- **Assignment**: In the data below, find each line that contains the word "label" and copy it.

Website and app data records:

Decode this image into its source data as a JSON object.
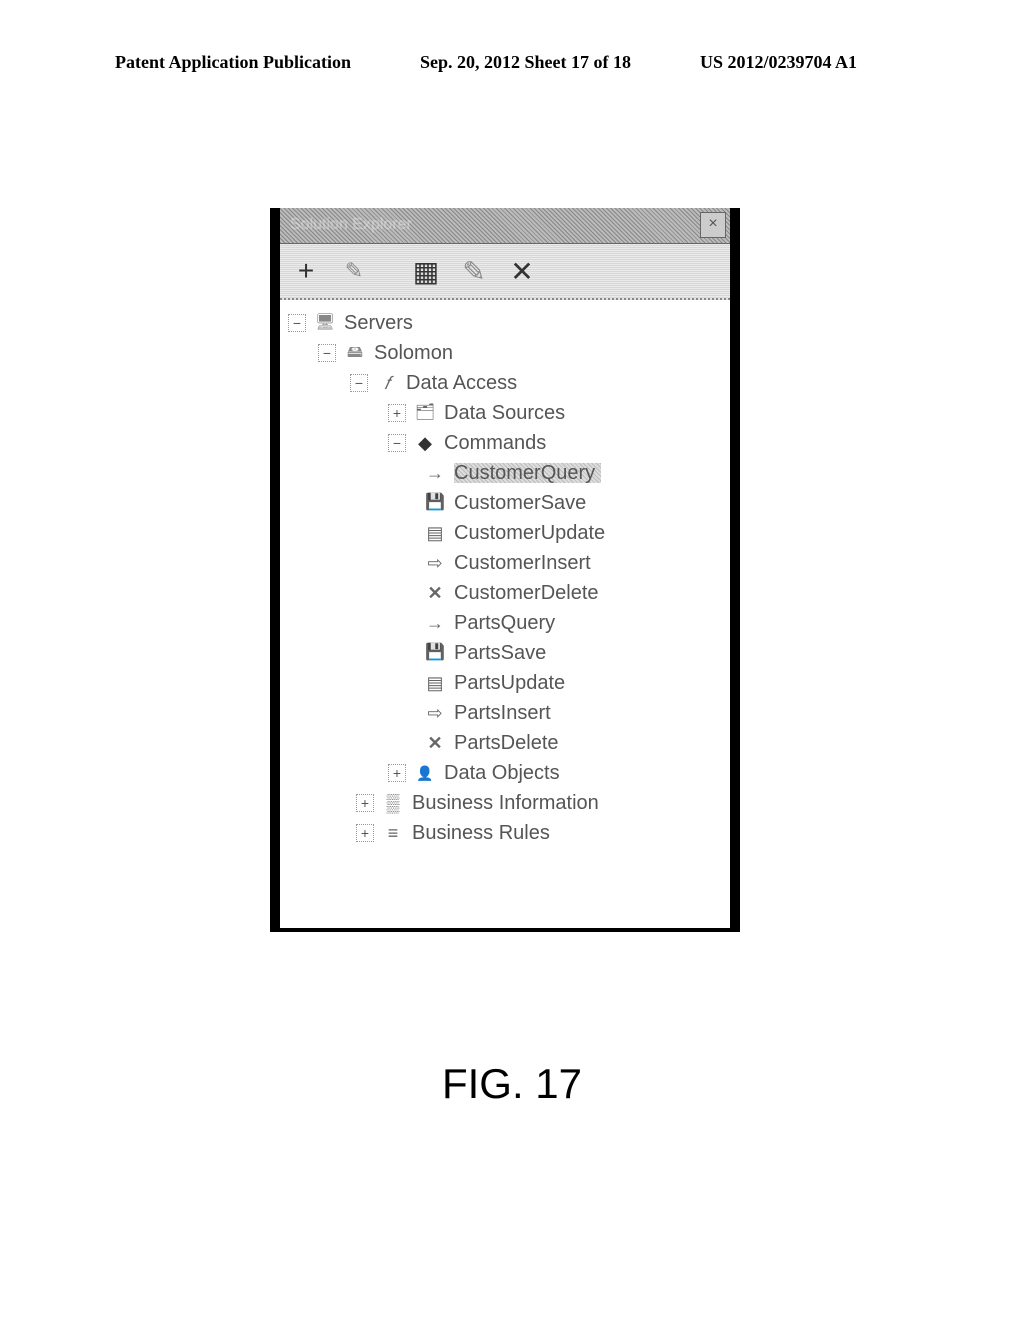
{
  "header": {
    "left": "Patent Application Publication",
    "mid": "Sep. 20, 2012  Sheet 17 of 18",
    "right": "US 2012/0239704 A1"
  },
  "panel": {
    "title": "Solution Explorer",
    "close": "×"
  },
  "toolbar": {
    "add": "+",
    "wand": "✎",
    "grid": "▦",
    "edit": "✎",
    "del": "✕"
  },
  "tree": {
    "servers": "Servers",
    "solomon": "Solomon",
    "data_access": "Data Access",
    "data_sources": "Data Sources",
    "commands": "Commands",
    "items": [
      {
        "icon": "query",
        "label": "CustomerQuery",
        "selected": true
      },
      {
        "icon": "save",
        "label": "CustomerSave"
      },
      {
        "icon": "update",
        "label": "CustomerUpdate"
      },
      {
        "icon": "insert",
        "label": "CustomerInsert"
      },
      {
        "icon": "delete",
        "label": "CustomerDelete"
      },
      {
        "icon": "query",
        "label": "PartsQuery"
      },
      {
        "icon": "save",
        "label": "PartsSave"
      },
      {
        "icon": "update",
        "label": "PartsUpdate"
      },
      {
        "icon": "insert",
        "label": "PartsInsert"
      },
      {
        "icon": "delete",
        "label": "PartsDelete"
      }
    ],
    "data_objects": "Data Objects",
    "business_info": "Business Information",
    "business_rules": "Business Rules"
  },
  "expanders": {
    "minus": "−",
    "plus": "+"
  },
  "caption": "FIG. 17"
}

- **Output**:
        "label": "CustomerQuery",
        "label": "CustomerSave"
        "label": "CustomerUpdate"
        "label": "CustomerInsert"
        "label": "CustomerDelete"
        "label": "PartsQuery"
        "label": "PartsSave"
        "label": "PartsUpdate"
        "label": "PartsInsert"
        "label": "PartsDelete"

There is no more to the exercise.